The raw materials required by many businesses (e.g. water, timber, rubber, agricultural crops) are produced by the functioning of ecosystems, or ecosystem services. For example, crops rely on healthy soils which are produced by the breakdown of plant and animal matter by organisms, and on water which is generated and regulated by intact forests. Many crops require services such as insect pollination to reproduce. These critical ecosystem services are all underpinned by biodiversity.
Yet the environmental footprint of many business operations threatens the services on which they depend. This represents potentially significant business risk to reputation, operational sustainability and legal compliance. The expansion of agricultural lands at the cost of tropical forests, for example, can lead to significant alterations in the quantity and pattern of rainfall that crops (and people and wildlife) depend on. In contrast, appropriate management of farms and farming landscapes opens opportunities for increased market access, access to investment and security of supply.
Biodiversity and ecosystem services (or BES) are inseparable and BROA uses the term biodiversity to refer to both.
Biodiversity presents a range of risks and opportunities for businesses. Risks take various forms:
Businesses can seize varied opportunities through managing biodiversity:
The value of biodiversity and business has been well articulated in the past. See for example Convention on Biological Diversity (CBD), and the International Union for the Conservation of Nature (IUCN).
The relationship between agriculture and biodiversity is crucial. Agriculture depends on ecosystem services delivered by biodiversity to produce crops (soil formation, nutrient recycling, pollination, water supply, pest predation). Yet the continued expansion and intensification of agriculture puts at risk the very services it relies upon.
Agriculture and livestock production have the greatest impact of any sector on terrestrial biodiversity. These impacts occur through the clearance of natural ecosystems to expand production, and through the application of agrochemicals that can have damaging effects on biodiversity and ecosystems.

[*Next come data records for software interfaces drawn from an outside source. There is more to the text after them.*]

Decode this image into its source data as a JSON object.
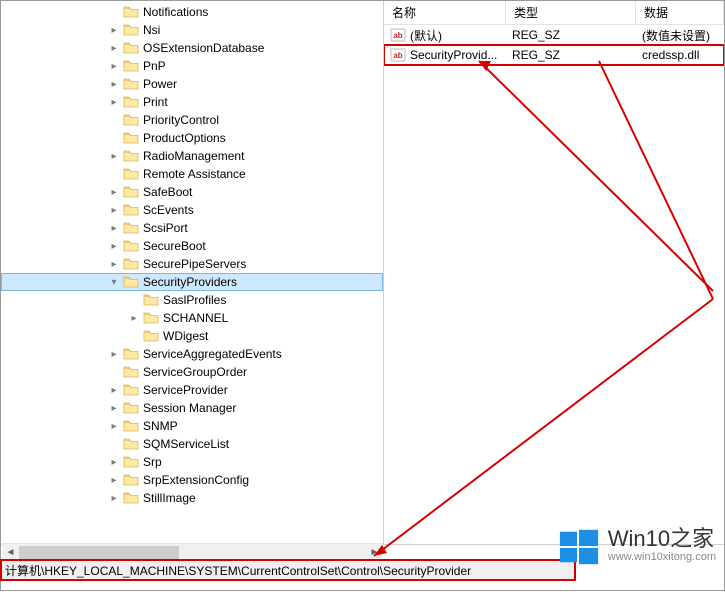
{
  "tree": {
    "items": [
      {
        "label": "Notifications",
        "indent": 106,
        "exp": "none"
      },
      {
        "label": "Nsi",
        "indent": 106,
        "exp": "closed"
      },
      {
        "label": "OSExtensionDatabase",
        "indent": 106,
        "exp": "closed"
      },
      {
        "label": "PnP",
        "indent": 106,
        "exp": "closed"
      },
      {
        "label": "Power",
        "indent": 106,
        "exp": "closed"
      },
      {
        "label": "Print",
        "indent": 106,
        "exp": "closed"
      },
      {
        "label": "PriorityControl",
        "indent": 106,
        "exp": "none"
      },
      {
        "label": "ProductOptions",
        "indent": 106,
        "exp": "none"
      },
      {
        "label": "RadioManagement",
        "indent": 106,
        "exp": "closed"
      },
      {
        "label": "Remote Assistance",
        "indent": 106,
        "exp": "none"
      },
      {
        "label": "SafeBoot",
        "indent": 106,
        "exp": "closed"
      },
      {
        "label": "ScEvents",
        "indent": 106,
        "exp": "closed"
      },
      {
        "label": "ScsiPort",
        "indent": 106,
        "exp": "closed"
      },
      {
        "label": "SecureBoot",
        "indent": 106,
        "exp": "closed"
      },
      {
        "label": "SecurePipeServers",
        "indent": 106,
        "exp": "closed"
      },
      {
        "label": "SecurityProviders",
        "indent": 106,
        "exp": "open",
        "selected": true
      },
      {
        "label": "SaslProfiles",
        "indent": 126,
        "exp": "none"
      },
      {
        "label": "SCHANNEL",
        "indent": 126,
        "exp": "closed"
      },
      {
        "label": "WDigest",
        "indent": 126,
        "exp": "none"
      },
      {
        "label": "ServiceAggregatedEvents",
        "indent": 106,
        "exp": "closed"
      },
      {
        "label": "ServiceGroupOrder",
        "indent": 106,
        "exp": "none"
      },
      {
        "label": "ServiceProvider",
        "indent": 106,
        "exp": "closed"
      },
      {
        "label": "Session Manager",
        "indent": 106,
        "exp": "closed"
      },
      {
        "label": "SNMP",
        "indent": 106,
        "exp": "closed"
      },
      {
        "label": "SQMServiceList",
        "indent": 106,
        "exp": "none"
      },
      {
        "label": "Srp",
        "indent": 106,
        "exp": "closed"
      },
      {
        "label": "SrpExtensionConfig",
        "indent": 106,
        "exp": "closed"
      },
      {
        "label": "StillImage",
        "indent": 106,
        "exp": "closed"
      }
    ]
  },
  "list": {
    "header": {
      "name": "名称",
      "type": "类型",
      "data": "数据"
    },
    "rows": [
      {
        "name": "(默认)",
        "type": "REG_SZ",
        "data": "(数值未设置)",
        "highlight": false
      },
      {
        "name": "SecurityProvid...",
        "type": "REG_SZ",
        "data": "credssp.dll",
        "highlight": true
      }
    ]
  },
  "status_bar": {
    "path": "计算机\\HKEY_LOCAL_MACHINE\\SYSTEM\\CurrentControlSet\\Control\\SecurityProvider"
  },
  "watermark": {
    "title": "Win10之家",
    "url": "www.win10xitong.com"
  },
  "colors": {
    "highlight": "#d60000"
  }
}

It is vital that the biodiversity of agricultural landscapes is safeguarded, and businesses are well placed to take the lead on ensuring these landscapes are healthy and sustainable.